Following an unhappy marriage, Neil Simon wanted to cheer himself up. So he penned "Rumors" (1988), his first and only farce.
Following an unhappy marriage, Neil Simon wanted to cheer himself up. So he penned "Rumors" (1988), his first and only farce. It opens with riotous commotion in this production at The Stagecrafters Theater, then continues in that vein for two hours to keep you curiously entertained.
Married couple Chris and Ken Gorman scream at each as they rush about the stage. They are the first dinner guests of their good friend Charlie Brock, deputy mayor of New York. They plan to help Charlie celebrate his tenth wedding anniversary. Instead, they find him in the upstairs bedroom where he shot himself in the head.
Charlie is a bad shot. He only wounded himself in the ear lobe and is now sleeping it off with the help of valium. Still, Chris and Ken are left with a problem: How can they protect Charlie's political reputation in the aftermath of an apparent suicide attempt? Let the show begin.
Even before this incident, the marriage of Charlie and his wife Myra was beset by rumors. We hear about, but never see, guttersnipe gossips Carol Neuman and Harold Green, members of the local tennis club who drop hints that both Charlie and Myra are "seeing somebody."
Troubled marriage is the norm in "Rumors." Three more couples arrive. While everyone gets enmeshed in the suicide cover-up ruse, our attention is drawn to their silliness. One couple is combative, others are caustic, snarky, or eccentric.
You are in Snedens Landing, N.Y. (present-day Palisades, N.Y.), a bucolic Manhattan suburb nestled along the Hudson. Every character is a professional – lawyer, therapist, tax consultant, TV host, or politician. No one suffers from a lack of money. Everyone suffers from ill-defined ennui.

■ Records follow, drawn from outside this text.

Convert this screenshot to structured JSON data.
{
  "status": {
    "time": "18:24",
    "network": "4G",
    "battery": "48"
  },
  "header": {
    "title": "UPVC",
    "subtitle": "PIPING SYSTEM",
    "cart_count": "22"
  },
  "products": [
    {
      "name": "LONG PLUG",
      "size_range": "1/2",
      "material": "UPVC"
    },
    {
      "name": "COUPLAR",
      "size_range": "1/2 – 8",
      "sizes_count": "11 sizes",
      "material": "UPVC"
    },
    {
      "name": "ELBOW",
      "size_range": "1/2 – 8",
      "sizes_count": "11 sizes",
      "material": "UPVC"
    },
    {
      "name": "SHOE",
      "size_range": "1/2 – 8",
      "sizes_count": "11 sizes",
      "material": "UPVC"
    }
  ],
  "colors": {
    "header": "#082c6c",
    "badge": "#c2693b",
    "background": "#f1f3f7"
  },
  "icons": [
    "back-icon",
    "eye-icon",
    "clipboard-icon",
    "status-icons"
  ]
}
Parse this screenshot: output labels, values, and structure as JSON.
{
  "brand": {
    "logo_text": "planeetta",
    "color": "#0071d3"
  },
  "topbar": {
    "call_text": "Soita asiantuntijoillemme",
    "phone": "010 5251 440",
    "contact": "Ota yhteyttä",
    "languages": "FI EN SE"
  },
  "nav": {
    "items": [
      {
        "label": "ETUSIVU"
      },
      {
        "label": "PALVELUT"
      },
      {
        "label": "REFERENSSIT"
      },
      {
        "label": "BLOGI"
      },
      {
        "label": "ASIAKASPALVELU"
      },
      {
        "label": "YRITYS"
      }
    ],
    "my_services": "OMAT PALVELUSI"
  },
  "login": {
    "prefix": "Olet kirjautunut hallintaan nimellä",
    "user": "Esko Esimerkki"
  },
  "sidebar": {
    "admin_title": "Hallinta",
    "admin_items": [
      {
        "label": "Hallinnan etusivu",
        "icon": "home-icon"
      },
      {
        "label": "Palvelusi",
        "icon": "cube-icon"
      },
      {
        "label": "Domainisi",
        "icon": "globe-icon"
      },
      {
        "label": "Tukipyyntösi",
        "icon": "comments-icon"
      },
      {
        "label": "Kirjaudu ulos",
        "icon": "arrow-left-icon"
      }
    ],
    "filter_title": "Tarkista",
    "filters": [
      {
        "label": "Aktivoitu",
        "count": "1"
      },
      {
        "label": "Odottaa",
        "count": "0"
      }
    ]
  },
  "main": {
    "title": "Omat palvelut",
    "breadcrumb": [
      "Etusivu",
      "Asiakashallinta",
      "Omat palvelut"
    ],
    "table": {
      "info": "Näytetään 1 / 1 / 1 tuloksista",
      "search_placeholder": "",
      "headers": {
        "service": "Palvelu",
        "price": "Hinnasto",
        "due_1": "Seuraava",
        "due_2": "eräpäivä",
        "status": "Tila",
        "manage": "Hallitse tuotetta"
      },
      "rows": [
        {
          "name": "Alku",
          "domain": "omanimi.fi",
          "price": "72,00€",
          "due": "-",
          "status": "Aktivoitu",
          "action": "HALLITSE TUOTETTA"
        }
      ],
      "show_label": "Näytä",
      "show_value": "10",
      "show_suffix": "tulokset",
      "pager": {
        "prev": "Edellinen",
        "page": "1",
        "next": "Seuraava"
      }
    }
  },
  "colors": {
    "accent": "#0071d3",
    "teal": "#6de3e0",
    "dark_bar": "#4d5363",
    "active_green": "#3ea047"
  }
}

Neil Simon is always fun and Stagecrafters puts the show across. The set design by Lavinia DeCastro Walsh and Richard Stewart is remarkably restful, with its winding second-floor stairwell and mauve coloring. That serenity is transformed once it is populated with Simon's manic folks, bursting in and out of the many exits and doors.
These couples stand out more as individuals. They thrash about incessantly. Blocking during rehearsals must have been an adventure. Yet the pace is fast, and I suspect director Patrick Martin was surprised by the show's quick running time on opening night.
"Rumors" presents a mix of comedy. There is physical humor – Cookie’s back spasms, Lenny's whiplash injury, Glenn's busted nose. There are Simon's one-liner exit and entry lines and characters who talk past each other in self-absorption or wry misgiving. Ken turns into a master of the malapropism when he temporarily loses his hearing.
The actors give the show its crackle. Director Martin's cast includes several newcomers to Stagecrafters. Don Allen's formal costuming helps explain why you cannot take your eyes off them, acting chops do the rest. Everyone is so lost in zany autonomy you suspect a genuine relationship is not possible.
Actors take turns stealing the spotlight. As Chris Gorman, Kathleen Mulhearn is the essence of hysteria in the opening scenes. Victoria Glock-Molloy plays her friend, Claire Ganz, who captivates you with the sultry way she keeps her distance from everyone.
Their husbands, too, are scene stealers. Tom Libonate (Ken Gorman) is amusing in failing to be the man in charge. Brendan Sterling (Lenny Ganz) is endearing as Simon's edgy storyteller stand-in, when not suffering from whiplash.
Two other distracted couples grab your attention. Mare Kenney plays Cookie Cusack, an eccentric cooking show hostess. Ross Druker is her husband, Ernie, whose therapist skills are markedly insufficient when it comes to dealing with the loonies in the room.
Brandon Tabb plays Glenn Cooper, now running for the state senate in Poughkeepsie, N.Y. You doubt he is ready for prime time since he cannot handle his wife Cassie (Natalie Merlino), who flirts with Ken and Lenny after losing her magic crystal in the toilet.
"Rumors" does not hold up as a traditional farce because the premise – the need to protect Charlie's reputation – is too weak. It does give Simon a platform for his funny-sad take on relationships. Police officers Welch (Sam Dressler) and Pudney (Jessica Stahl) arrive to incite a happy ending. The troubled, happy ending is Neil Simon's calling card.
Stagecrafters is located at 8130 Germantown Ave. "Rumors" will run through June 25. Tickets at 215-247-8881 or at stagecrafters.org